Task material:
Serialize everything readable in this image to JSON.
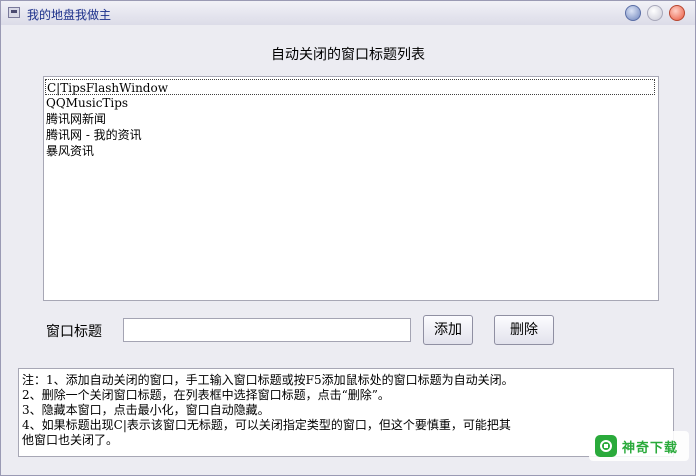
{
  "window": {
    "title": "我的地盘我做主"
  },
  "list": {
    "heading": "自动关闭的窗口标题列表",
    "items": [
      "C|TipsFlashWindow",
      "QQMusicTips",
      "腾讯网新闻",
      "腾讯网 - 我的资讯",
      "暴风资讯"
    ],
    "selected_index": 0
  },
  "form": {
    "label": "窗口标题",
    "input_value": "",
    "add_label": "添加",
    "delete_label": "删除"
  },
  "notes": {
    "lines": [
      "注：1、添加自动关闭的窗口，手工输入窗口标题或按F5添加鼠标处的窗口标题为自动关闭。",
      "2、删除一个关闭窗口标题，在列表框中选择窗口标题，点击“删除”。",
      "3、隐藏本窗口，点击最小化，窗口自动隐藏。",
      "4、如果标题出现C|表示该窗口无标题，可以关闭指定类型的窗口，但这个要慎重，可能把其",
      "他窗口也关闭了。"
    ]
  },
  "watermark": {
    "text": "神奇下载",
    "icon": "shenqi-logo-icon"
  }
}
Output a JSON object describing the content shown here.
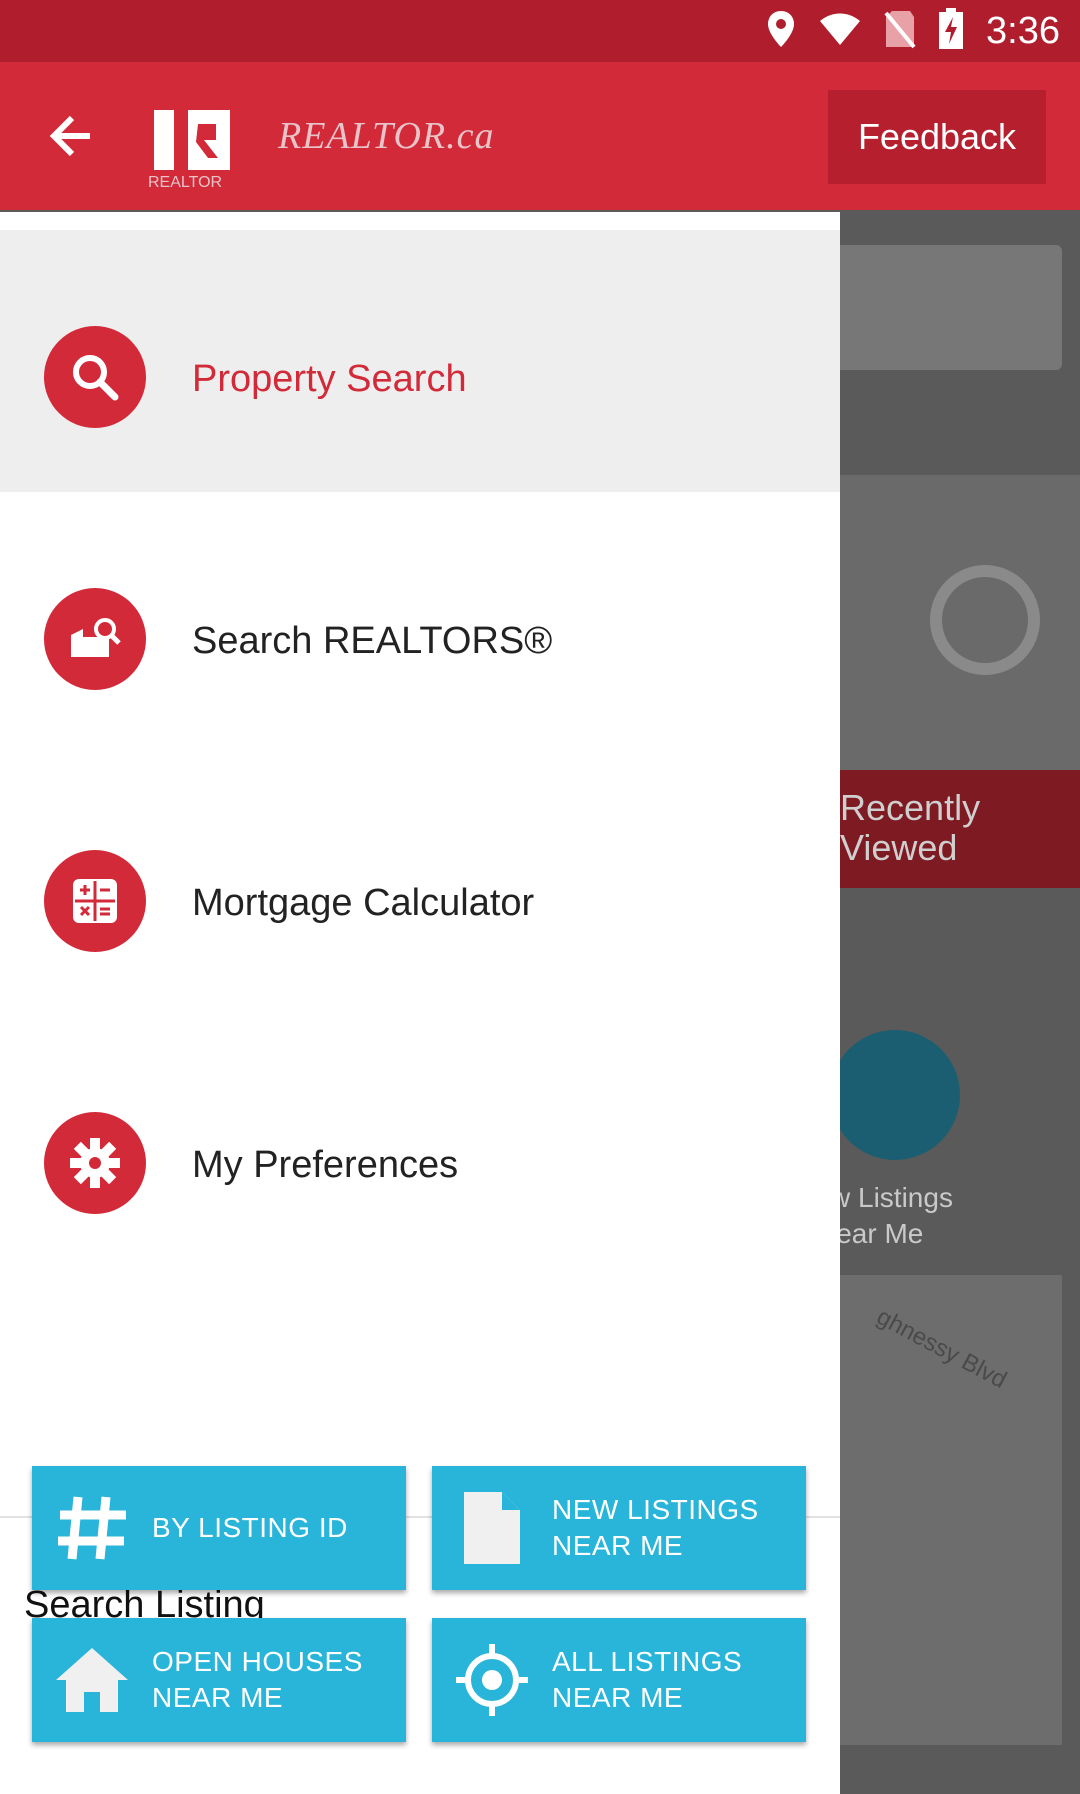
{
  "status_bar": {
    "time": "3:36",
    "icons": [
      "location-icon",
      "wifi-icon",
      "no-sim-icon",
      "battery-charging-icon"
    ]
  },
  "toolbar": {
    "logo_text": "REALTOR.ca",
    "logo_subtext": "REALTOR",
    "feedback_label": "Feedback"
  },
  "drawer": {
    "items": [
      {
        "label": "Property Search",
        "icon": "search-icon",
        "selected": true
      },
      {
        "label": "Search REALTORS®",
        "icon": "realtor-search-icon",
        "selected": false
      },
      {
        "label": "Mortgage Calculator",
        "icon": "calculator-icon",
        "selected": false
      },
      {
        "label": "My Preferences",
        "icon": "gear-icon",
        "selected": false
      }
    ],
    "section_title": "Search Listing",
    "tiles": [
      {
        "label": "BY LISTING ID",
        "icon": "hash-icon"
      },
      {
        "label": "NEW LISTINGS\nNEAR ME",
        "icon": "document-icon"
      },
      {
        "label": "OPEN HOUSES\nNEAR ME",
        "icon": "house-icon"
      },
      {
        "label": "ALL LISTINGS\nNEAR ME",
        "icon": "crosshair-icon"
      }
    ]
  },
  "background": {
    "recently_viewed": "Recently\nViewed",
    "new_listings": "w Listings\nlear Me",
    "map_street": "ghnessy Blvd"
  },
  "colors": {
    "brand_red": "#d32a3a",
    "status_red": "#b01e2e",
    "tile_blue": "#29b5d9"
  }
}
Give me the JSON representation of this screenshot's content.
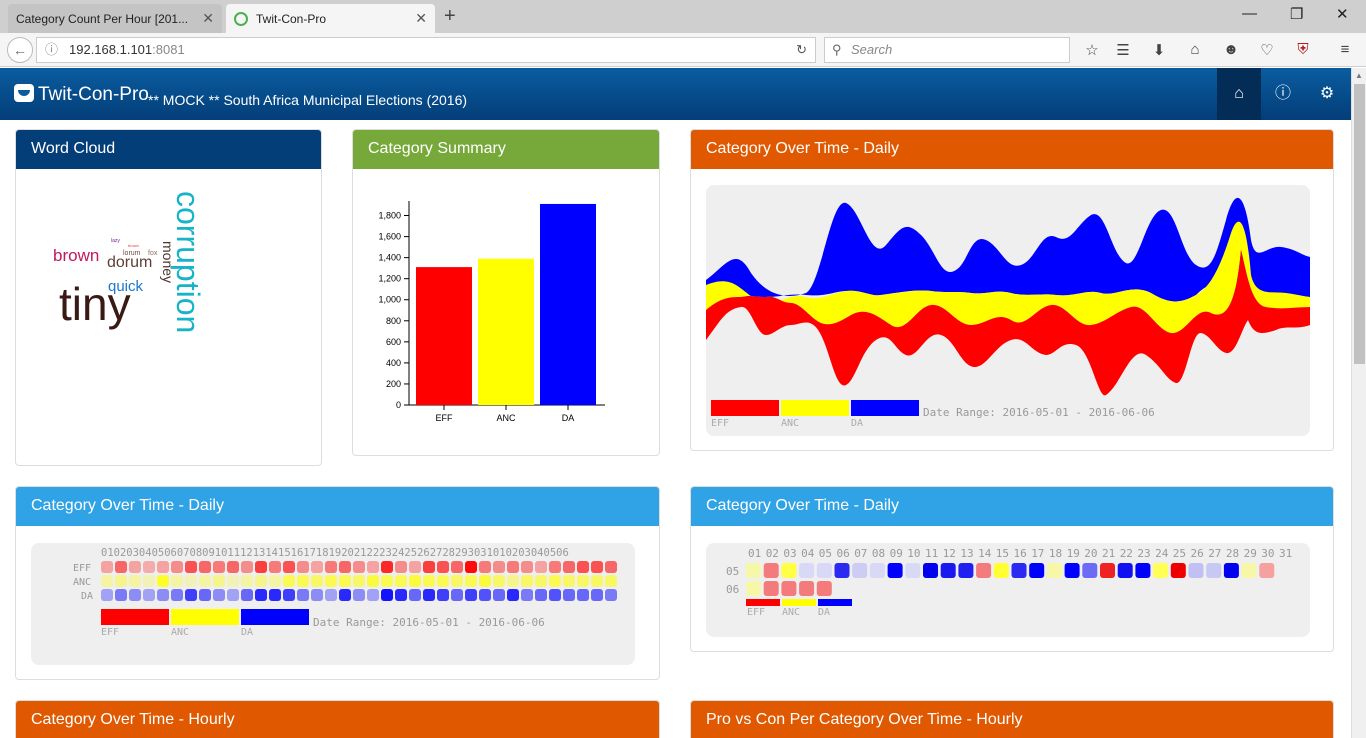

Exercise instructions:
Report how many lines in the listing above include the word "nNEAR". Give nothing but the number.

Answer space:
3